In the nearly seven years he’s been governor, Jerry Brown’s been frank about why he’s supported bold criminal justice reform, like Prop. 57, the 2016 ballot measure that, among other things, offers sentence credits to inmates who take advantage of rehabilitative programming.
“I helped screw things up, but I helped unscrew things,” he said Friday at a forum put on by the California Prison Industry Authority, the state agency that provides work assignments and job training for state prisoners. The goal of the forum, held at the Jacobs Center for Neighborhood Innovation was to encourage San Diego employers to hire ex-offenders.
The screw-up Brown referred to was a 1976 bill he signed during his first stint as governor that ended indeterminate sentencing in California. Prior to that, people were released when the parole board decided they were ready. At the time, Brown said, he thought determinate sentencing — a set prison term — would provide inmates and victims more certainty. Instead, California saw its prison population skyrocket from 25,000 when the bill took effect to 174,000 at its peak in 2006.
“We set in motion the atmosphere that the Legislature’s job is to keep changing the sentencing. And they did that very well. They passed thousands of tough-on-crime laws,” he said. “All that filled up the prisons, and they were hanging from the rafters.”
Brown’s given similar talks at other Prison Industry Authority employer forums during his current tenure. But with the California Department of Corrections and Rehabilitation working on Prop. 57 guidelines — which could mean early release for thousands of prisoners — there’s more of an imperative to persuade employers that ex-offenders are worth hiring.
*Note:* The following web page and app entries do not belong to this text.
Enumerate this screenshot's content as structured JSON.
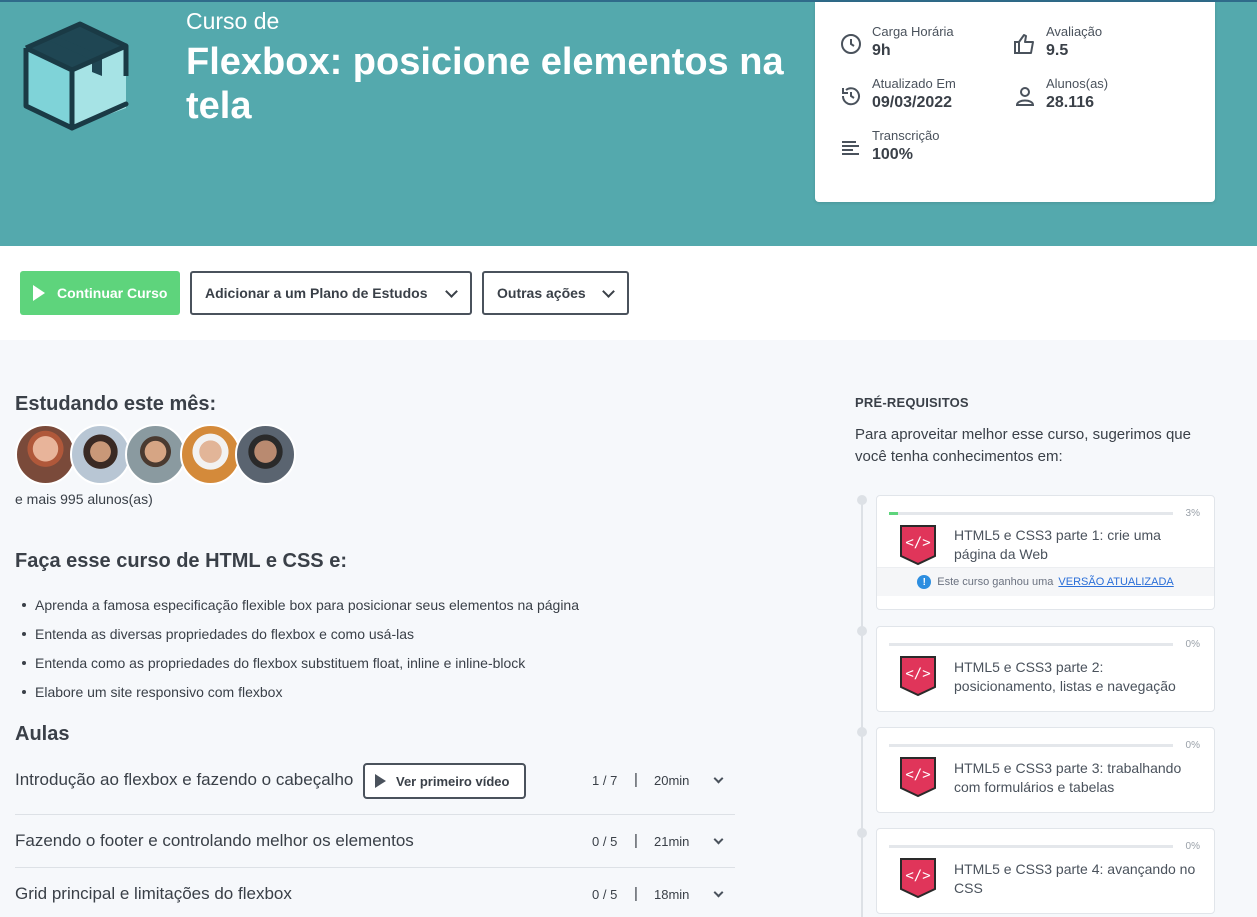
{
  "hero": {
    "kicker": "Curso de",
    "title": "Flexbox: posicione elementos na tela"
  },
  "stats": {
    "workload": {
      "label": "Carga Horária",
      "value": "9h",
      "icon": "clock-icon"
    },
    "rating": {
      "label": "Avaliação",
      "value": "9.5",
      "icon": "thumbs-up-icon"
    },
    "updated": {
      "label": "Atualizado Em",
      "value": "09/03/2022",
      "icon": "history-icon"
    },
    "students": {
      "label": "Alunos(as)",
      "value": "28.116",
      "icon": "person-icon"
    },
    "transcript": {
      "label": "Transcrição",
      "value": "100%",
      "icon": "lines-icon"
    }
  },
  "actions": {
    "continue_label": "Continuar Curso",
    "plan_label": "Adicionar a um Plano de Estudos",
    "other_label": "Outras ações"
  },
  "studying": {
    "title": "Estudando este mês:",
    "more": "e mais 995 alunos(as)"
  },
  "course_intro": {
    "title": "Faça esse curso de HTML e CSS e:",
    "bullets": [
      "Aprenda a famosa especificação flexible box para posicionar seus elementos na página",
      "Entenda as diversas propriedades do flexbox e como usá-las",
      "Entenda como as propriedades do flexbox substituem float, inline e inline-block",
      "Elabore um site responsivo com flexbox"
    ]
  },
  "lessons": {
    "title": "Aulas",
    "first_video_label": "Ver primeiro vídeo",
    "separator": "|",
    "items": [
      {
        "title": "Introdução ao flexbox e fazendo o cabeçalho",
        "progress": "1 / 7",
        "duration": "20min"
      },
      {
        "title": "Fazendo o footer e controlando melhor os elementos",
        "progress": "0 / 5",
        "duration": "21min"
      },
      {
        "title": "Grid principal e limitações do flexbox",
        "progress": "0 / 5",
        "duration": "18min"
      }
    ]
  },
  "prerequisites": {
    "title": "PRÉ-REQUISITOS",
    "intro": "Para aproveitar melhor esse curso, sugerimos que você tenha conhecimentos em:",
    "notice_text": "Este curso ganhou uma",
    "notice_link": "VERSÃO ATUALIZADA",
    "items": [
      {
        "name": "HTML5 e CSS3 parte 1: crie uma página da Web",
        "percent": "3%",
        "progress": 0.03
      },
      {
        "name": "HTML5 e CSS3 parte 2: posicionamento, listas e navegação",
        "percent": "0%",
        "progress": 0
      },
      {
        "name": "HTML5 e CSS3 parte 3: trabalhando com formulários e tabelas",
        "percent": "0%",
        "progress": 0
      },
      {
        "name": "HTML5 e CSS3 parte 4: avançando no CSS",
        "percent": "0%",
        "progress": 0
      }
    ]
  },
  "colors": {
    "hero_bg": "#54a9ad",
    "continue_green": "#5ed47c",
    "icon_pink": "#e0355a",
    "link_blue": "#2b6fd8"
  }
}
Brown, who once studied to become a Jesuit priest, peppered his talk with moments that verged on sermon.